The first group, not sure which one they were supposed to be, had three synth/keyboard/noise board players and two guitarists. They produced noise in its purest form, with electronic sounds constantly assaulting my ears along with random and interspersed guitar notes. There were also some piano/keyboard sounding sounds but were so distorted it just added to the noise. It crescendoed and decrescendoed and each time it got quiet I wondered if they were done. When they did end up finishing, half the band didn’t even seem to know, as the guy from Deerhoof looked up from his guitar and asked what was that sound when all that was left was the buzzing of the amps. It was fairly trippy but not really drone. It really was nothing else but noise and when they played another song after the first, I could not figure out how they knew what to play. Patch told me most of it was improvised and they kind of just winged it. I guess when it comes to a genre like noise, that’s really all there is to do.

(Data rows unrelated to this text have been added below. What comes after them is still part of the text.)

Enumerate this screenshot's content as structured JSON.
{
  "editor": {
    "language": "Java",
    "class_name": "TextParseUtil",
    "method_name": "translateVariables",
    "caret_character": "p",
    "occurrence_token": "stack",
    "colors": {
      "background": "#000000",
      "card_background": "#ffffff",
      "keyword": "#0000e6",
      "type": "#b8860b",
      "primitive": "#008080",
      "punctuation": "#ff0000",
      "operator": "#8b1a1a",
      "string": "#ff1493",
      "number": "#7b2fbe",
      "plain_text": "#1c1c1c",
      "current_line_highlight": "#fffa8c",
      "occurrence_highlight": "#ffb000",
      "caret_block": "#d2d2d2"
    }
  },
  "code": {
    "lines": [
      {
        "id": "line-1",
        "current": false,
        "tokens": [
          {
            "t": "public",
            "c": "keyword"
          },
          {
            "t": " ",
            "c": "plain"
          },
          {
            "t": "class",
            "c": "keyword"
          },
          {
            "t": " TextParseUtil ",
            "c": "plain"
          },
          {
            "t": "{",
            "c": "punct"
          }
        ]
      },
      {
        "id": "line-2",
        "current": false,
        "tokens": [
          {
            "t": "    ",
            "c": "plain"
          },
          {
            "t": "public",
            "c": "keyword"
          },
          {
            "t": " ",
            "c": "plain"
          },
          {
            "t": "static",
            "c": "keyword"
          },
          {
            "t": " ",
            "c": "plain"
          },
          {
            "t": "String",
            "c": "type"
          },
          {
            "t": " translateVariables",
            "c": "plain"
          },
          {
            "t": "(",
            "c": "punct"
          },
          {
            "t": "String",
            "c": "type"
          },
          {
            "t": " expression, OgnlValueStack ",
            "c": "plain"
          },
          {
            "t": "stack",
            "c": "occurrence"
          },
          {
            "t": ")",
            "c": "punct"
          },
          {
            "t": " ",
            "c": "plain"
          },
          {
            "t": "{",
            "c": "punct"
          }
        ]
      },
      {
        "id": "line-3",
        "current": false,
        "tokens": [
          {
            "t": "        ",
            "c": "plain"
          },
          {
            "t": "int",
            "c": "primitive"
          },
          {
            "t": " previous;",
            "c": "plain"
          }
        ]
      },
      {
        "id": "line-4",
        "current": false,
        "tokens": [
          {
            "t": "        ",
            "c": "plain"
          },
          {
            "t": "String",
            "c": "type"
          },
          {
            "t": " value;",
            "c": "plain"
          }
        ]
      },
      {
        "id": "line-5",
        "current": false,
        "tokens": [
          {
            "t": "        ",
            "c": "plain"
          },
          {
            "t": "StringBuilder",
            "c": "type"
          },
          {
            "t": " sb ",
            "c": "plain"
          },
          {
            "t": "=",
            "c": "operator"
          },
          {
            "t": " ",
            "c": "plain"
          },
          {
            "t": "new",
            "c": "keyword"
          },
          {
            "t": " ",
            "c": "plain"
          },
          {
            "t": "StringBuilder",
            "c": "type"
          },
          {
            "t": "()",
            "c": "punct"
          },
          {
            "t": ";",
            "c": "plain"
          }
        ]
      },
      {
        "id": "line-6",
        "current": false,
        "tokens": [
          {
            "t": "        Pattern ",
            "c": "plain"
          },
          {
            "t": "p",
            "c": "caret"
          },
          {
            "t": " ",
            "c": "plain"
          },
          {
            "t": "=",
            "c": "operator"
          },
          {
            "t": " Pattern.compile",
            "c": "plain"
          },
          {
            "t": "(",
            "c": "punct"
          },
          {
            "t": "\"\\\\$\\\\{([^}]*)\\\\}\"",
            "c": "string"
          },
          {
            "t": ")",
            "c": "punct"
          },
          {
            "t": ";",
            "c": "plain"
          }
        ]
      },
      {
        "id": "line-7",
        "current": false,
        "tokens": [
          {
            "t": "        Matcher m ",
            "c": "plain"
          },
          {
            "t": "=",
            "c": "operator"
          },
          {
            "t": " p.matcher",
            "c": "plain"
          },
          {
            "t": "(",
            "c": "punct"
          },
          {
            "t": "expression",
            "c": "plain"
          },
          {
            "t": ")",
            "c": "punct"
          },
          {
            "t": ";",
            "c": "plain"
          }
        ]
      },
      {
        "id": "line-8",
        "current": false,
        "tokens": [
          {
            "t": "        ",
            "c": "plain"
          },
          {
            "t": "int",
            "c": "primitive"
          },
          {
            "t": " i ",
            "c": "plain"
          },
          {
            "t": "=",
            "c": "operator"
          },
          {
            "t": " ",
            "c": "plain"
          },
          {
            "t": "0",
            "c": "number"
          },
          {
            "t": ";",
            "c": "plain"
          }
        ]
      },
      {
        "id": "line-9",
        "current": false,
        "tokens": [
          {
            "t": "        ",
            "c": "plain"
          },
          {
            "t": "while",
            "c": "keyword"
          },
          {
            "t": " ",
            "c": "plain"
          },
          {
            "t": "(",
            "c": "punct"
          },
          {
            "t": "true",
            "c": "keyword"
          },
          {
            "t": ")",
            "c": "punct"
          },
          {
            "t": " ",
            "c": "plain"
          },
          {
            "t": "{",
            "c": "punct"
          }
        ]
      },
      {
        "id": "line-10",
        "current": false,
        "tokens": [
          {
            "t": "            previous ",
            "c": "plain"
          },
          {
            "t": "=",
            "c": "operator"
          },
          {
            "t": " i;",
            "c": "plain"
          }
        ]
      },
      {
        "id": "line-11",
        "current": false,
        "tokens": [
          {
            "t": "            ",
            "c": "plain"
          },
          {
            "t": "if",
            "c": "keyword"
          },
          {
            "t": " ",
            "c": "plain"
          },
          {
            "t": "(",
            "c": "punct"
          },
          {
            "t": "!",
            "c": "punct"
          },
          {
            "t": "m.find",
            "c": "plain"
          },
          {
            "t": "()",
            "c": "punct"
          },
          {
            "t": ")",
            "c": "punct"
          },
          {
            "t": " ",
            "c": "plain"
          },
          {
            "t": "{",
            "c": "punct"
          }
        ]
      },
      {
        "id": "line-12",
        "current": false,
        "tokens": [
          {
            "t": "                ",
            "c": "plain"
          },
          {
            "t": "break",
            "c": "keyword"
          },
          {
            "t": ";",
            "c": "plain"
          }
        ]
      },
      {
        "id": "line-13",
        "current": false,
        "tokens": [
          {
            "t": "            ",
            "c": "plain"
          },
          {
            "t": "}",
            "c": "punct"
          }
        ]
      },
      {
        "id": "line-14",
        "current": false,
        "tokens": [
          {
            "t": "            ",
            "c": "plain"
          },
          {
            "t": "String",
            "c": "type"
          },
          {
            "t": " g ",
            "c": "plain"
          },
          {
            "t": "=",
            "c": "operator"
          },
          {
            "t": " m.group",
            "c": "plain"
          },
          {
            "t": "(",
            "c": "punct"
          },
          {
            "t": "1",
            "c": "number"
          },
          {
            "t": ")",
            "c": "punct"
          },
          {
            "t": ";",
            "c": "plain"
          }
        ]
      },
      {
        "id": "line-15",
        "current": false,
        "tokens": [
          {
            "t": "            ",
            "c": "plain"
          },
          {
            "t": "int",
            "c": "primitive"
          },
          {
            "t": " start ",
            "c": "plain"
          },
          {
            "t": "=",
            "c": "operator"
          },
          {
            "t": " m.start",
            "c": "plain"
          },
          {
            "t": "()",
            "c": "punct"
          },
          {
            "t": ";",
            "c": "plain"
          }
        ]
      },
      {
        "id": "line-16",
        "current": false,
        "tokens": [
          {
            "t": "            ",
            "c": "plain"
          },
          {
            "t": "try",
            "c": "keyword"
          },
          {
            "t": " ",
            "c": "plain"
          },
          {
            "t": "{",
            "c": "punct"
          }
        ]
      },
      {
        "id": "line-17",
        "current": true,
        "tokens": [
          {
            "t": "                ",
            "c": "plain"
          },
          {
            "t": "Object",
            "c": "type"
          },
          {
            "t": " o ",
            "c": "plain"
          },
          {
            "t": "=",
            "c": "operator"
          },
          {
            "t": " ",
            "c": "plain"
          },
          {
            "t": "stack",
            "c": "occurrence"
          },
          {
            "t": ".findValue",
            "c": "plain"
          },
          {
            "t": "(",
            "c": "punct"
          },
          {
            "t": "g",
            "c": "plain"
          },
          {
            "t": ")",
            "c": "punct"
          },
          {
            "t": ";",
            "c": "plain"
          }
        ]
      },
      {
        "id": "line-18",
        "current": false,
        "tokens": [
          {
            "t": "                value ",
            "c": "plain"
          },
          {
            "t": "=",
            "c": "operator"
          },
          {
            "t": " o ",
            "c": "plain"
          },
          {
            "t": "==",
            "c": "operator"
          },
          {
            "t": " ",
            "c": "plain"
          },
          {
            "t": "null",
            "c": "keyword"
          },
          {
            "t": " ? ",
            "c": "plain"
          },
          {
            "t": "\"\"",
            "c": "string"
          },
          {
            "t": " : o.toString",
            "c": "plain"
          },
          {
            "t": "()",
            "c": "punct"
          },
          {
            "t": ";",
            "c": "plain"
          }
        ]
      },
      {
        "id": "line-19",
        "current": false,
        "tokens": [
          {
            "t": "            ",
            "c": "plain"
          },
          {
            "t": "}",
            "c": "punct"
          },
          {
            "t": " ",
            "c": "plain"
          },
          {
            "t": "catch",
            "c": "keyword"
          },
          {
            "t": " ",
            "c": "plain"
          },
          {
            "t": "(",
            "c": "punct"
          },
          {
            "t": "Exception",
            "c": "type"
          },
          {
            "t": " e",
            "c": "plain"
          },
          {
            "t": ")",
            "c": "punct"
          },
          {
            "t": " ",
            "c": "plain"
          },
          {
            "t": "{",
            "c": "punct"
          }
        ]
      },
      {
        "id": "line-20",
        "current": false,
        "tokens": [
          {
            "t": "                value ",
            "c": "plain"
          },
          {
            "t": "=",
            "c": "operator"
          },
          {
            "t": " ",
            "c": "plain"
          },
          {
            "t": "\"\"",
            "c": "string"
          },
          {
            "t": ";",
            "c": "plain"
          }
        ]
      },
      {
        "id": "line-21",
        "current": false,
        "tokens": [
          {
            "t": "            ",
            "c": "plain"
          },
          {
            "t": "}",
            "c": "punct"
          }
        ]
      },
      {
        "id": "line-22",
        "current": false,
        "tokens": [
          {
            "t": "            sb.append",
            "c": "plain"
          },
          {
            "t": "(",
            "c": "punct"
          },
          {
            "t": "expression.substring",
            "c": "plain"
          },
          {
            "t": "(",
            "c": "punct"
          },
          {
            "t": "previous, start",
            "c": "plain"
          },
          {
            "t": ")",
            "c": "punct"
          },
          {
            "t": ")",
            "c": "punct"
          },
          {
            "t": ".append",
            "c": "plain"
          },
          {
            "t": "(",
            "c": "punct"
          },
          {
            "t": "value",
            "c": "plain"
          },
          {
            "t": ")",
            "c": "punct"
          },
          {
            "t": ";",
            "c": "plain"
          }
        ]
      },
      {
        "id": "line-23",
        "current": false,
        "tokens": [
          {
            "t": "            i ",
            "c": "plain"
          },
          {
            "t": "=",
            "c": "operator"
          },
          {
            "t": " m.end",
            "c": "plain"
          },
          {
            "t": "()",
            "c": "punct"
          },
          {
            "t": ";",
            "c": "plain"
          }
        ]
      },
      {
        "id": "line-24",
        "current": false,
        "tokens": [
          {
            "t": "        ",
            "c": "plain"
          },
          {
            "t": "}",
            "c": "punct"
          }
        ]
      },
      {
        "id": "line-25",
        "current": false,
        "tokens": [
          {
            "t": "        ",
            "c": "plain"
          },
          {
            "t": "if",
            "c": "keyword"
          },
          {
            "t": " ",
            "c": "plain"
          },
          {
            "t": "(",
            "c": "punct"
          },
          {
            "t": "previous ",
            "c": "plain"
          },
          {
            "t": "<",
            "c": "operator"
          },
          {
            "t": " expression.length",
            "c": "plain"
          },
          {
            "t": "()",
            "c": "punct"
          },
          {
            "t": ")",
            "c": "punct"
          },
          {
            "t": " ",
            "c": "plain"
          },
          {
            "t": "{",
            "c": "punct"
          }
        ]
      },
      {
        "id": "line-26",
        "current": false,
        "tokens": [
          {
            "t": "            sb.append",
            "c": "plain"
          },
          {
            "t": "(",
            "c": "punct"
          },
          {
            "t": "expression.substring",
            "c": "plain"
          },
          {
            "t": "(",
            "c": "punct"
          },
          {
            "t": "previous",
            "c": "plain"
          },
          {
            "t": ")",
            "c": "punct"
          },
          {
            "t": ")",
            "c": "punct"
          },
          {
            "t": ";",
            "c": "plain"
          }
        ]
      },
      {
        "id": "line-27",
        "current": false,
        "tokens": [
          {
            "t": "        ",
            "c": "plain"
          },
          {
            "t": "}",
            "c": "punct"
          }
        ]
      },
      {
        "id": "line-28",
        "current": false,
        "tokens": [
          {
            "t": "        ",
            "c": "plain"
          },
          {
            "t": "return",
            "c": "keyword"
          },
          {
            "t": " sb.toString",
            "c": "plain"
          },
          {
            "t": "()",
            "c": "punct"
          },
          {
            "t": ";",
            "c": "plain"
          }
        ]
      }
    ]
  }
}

My favorite part about this set though, was the fact that one of the women who was playing a keyboard had a baby strapped to her front. She played the entire set with it there on her chest, not really doing a whole lot, which I found hilarious. The baby did wake up almost immediately after the show started but never showed any signs of discomfort or anger and clearly could not hear what was going on. The mom kept adjusting something on its ears making me hope and think that there was some serious ear protection going on that made the baby think that everyone was just being really quiet. The idea of a baby born into a noise family is such a funny concept; I could not help smiling every time the baby would turn its head slightly, as if trying to hear a little better.
The next group consisted of a bass player who also had a synth in front of him and a drummer. Music wise, what they played could really be described as free jazz with a hint of drone because the drummer basically was playing whatever he felt like in no pattern or any real order. The other guy seemed to be looping bass riffs combined with some synth playing which added the drone aspect. The drums made this set much more interesting to me because I never knew what was going to come next. But the drone part took its toll on me and I eventually had to sit down on the cold concrete and close my eyes. I droned out a bit, but every time the drums would do something un expected I would jump and snap out of it. Towards the end of the set I started to shiver, the cold from the cement I was sitting on was slowly seeping into my bones and not even the drone could warm me. I left cold and fairly tired, but again, not regretting for a second going. Patch has never led me astray and I don’t think he ever will.